Since the genus Homo arose in Africa about 2 million years ago, humans have swept the globe and multiplied into the dominant life form on Earth. Using a myriad of approaches, scientists are now exploring every aspect of this evolution. How many kinds of human once shared the planet? Did they mate with each other? When did the last Neandertal die?
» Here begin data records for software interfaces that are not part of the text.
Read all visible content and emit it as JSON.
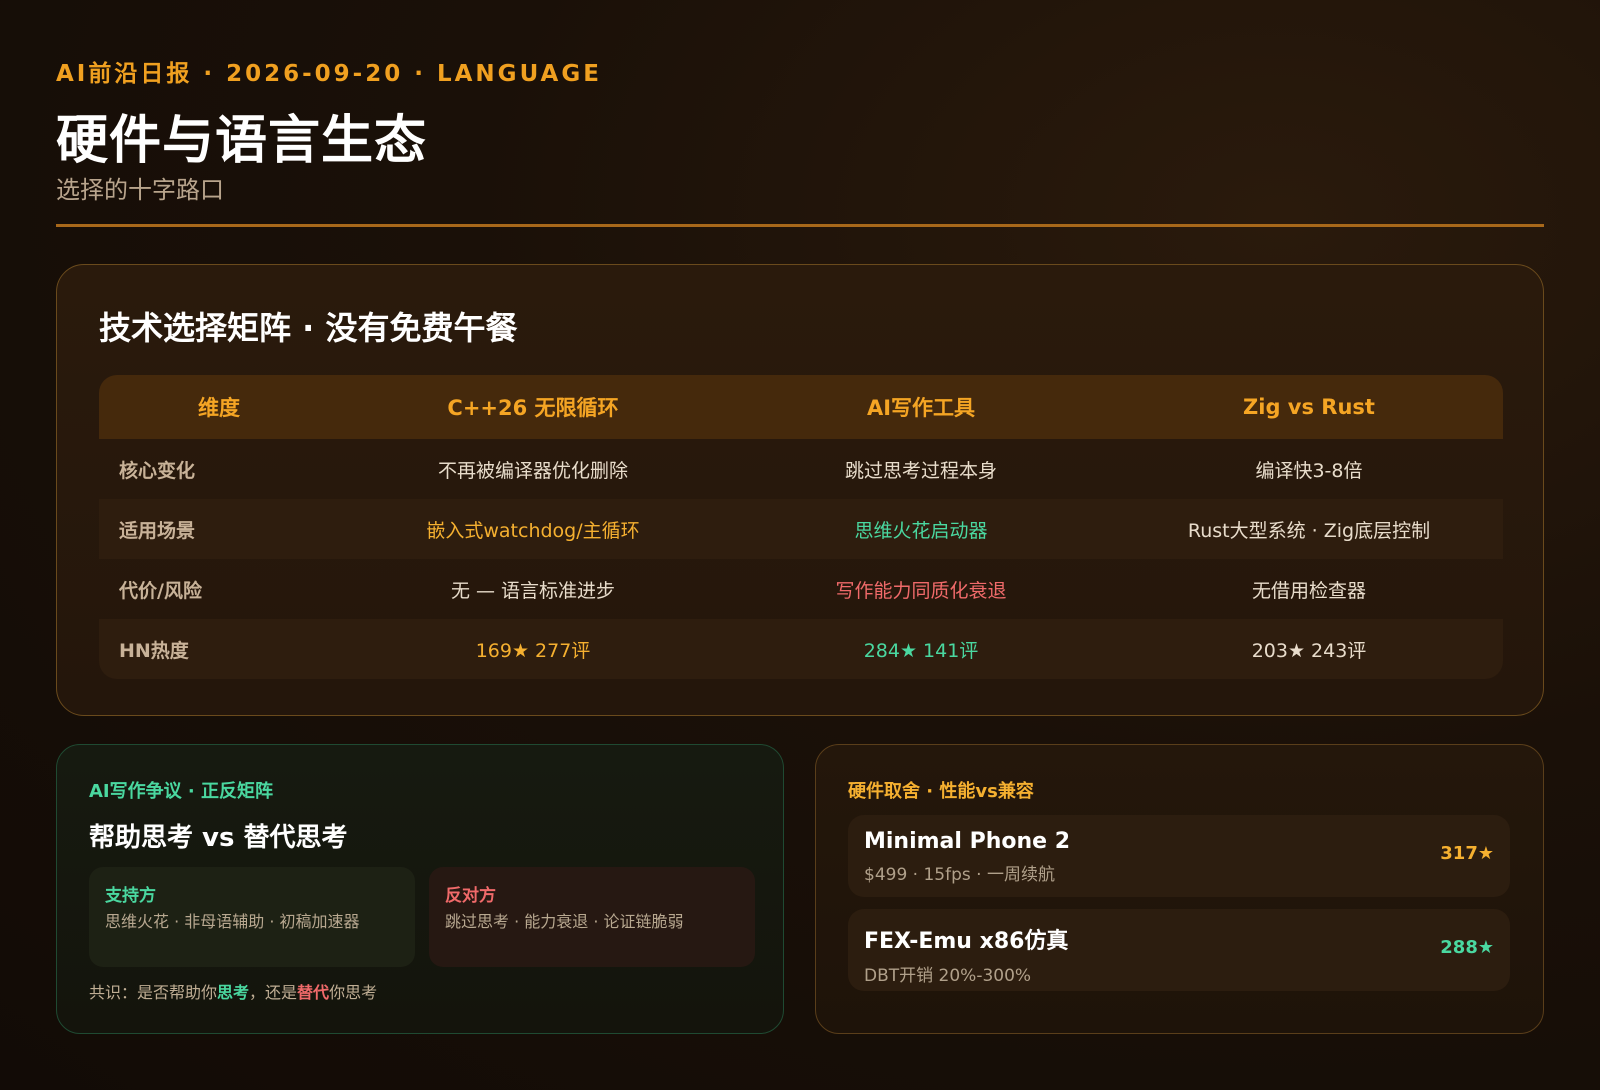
{
  "header": {
    "kicker": "AI前沿日报 · 2026-09-20 · LANGUAGE",
    "title": "硬件与语言生态",
    "subtitle": "选择的十字路口"
  },
  "matrix": {
    "title": "技术选择矩阵 · 没有免费午餐",
    "columns": [
      "维度",
      "C++26 无限循环",
      "AI写作工具",
      "Zig vs Rust"
    ],
    "rows": [
      {
        "label": "核心变化",
        "cells": [
          "不再被编译器优化删除",
          "跳过思考过程本身",
          "编译快3-8倍"
        ]
      },
      {
        "label": "适用场景",
        "cells": [
          "嵌入式watchdog/主循环",
          "思维火花启动器",
          "Rust大型系统 · Zig底层控制"
        ]
      },
      {
        "label": "代价/风险",
        "cells": [
          "无 — 语言标准进步",
          "写作能力同质化衰退",
          "无借用检查器"
        ]
      },
      {
        "label": "HN热度",
        "cells": [
          "169★ 277评",
          "284★ 141评",
          "203★ 243评"
        ]
      }
    ],
    "colors": {
      "amber": "#f5b030",
      "green": "#4ad8a0",
      "red": "#f06a6a"
    }
  },
  "ai_debate": {
    "kicker": "AI写作争议 · 正反矩阵",
    "heading": "帮助思考 vs 替代思考",
    "pro": {
      "label": "支持方",
      "text": "思维火花 · 非母语辅助 · 初稿加速器"
    },
    "con": {
      "label": "反对方",
      "text": "跳过思考 · 能力衰退 · 论证链脆弱"
    },
    "consensus": {
      "prefix": "共识：是否帮助你",
      "word1": "思考",
      "middle": "，还是",
      "word2": "替代",
      "suffix": "你思考"
    }
  },
  "hardware": {
    "kicker": "硬件取舍 · 性能vs兼容",
    "items": [
      {
        "name": "Minimal Phone 2",
        "meta": "$499 · 15fps · 一周续航",
        "stars": "317★"
      },
      {
        "name": "FEX-Emu x86仿真",
        "meta": "DBT开销 20%-300%",
        "stars": "288★"
      }
    ]
  }
}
Do racism and war have evolutionary roots?  And what was the real paleodiet? New methods take advantage of the remarkably resilient properties of ancient DNA and allow researchers to reconstruct long-ago worlds, exploring for example how farming populations replaced hunter-gatherers in Europe, and identifying a new, mysterious kind of human, the ancient Denisovans from Siberia. Meanwhile the more traditional sciences of palaeontology and archaeology are very much alive, invigorated by better dating and new tools such as isotopic analysis. Major fossil finds, such as Ardipithecus ramidus, Australopithecus sediba, and Homo naledi, all from Africa, plus Homo erectus bones from Africa and Asia, have broadened our view of the ancient branches of the human lineage. More recent finds reveal the decline of Neandertals and the rise of modern Homo sapiens. All these discoveries and more have been documented and discussed in the pages of Science. This topic page offers a snapshot of recent anthropological research, and a window into our past.


Elizabeth Culotta

Elizabeth is a deputy news editor at Science, coordinating coverage of anthropology, archaeology and paleontology.

Andrew Sugden

Andrew Sugden is a Deputy Editor at Science, focusing mainly on ecology and anthropology.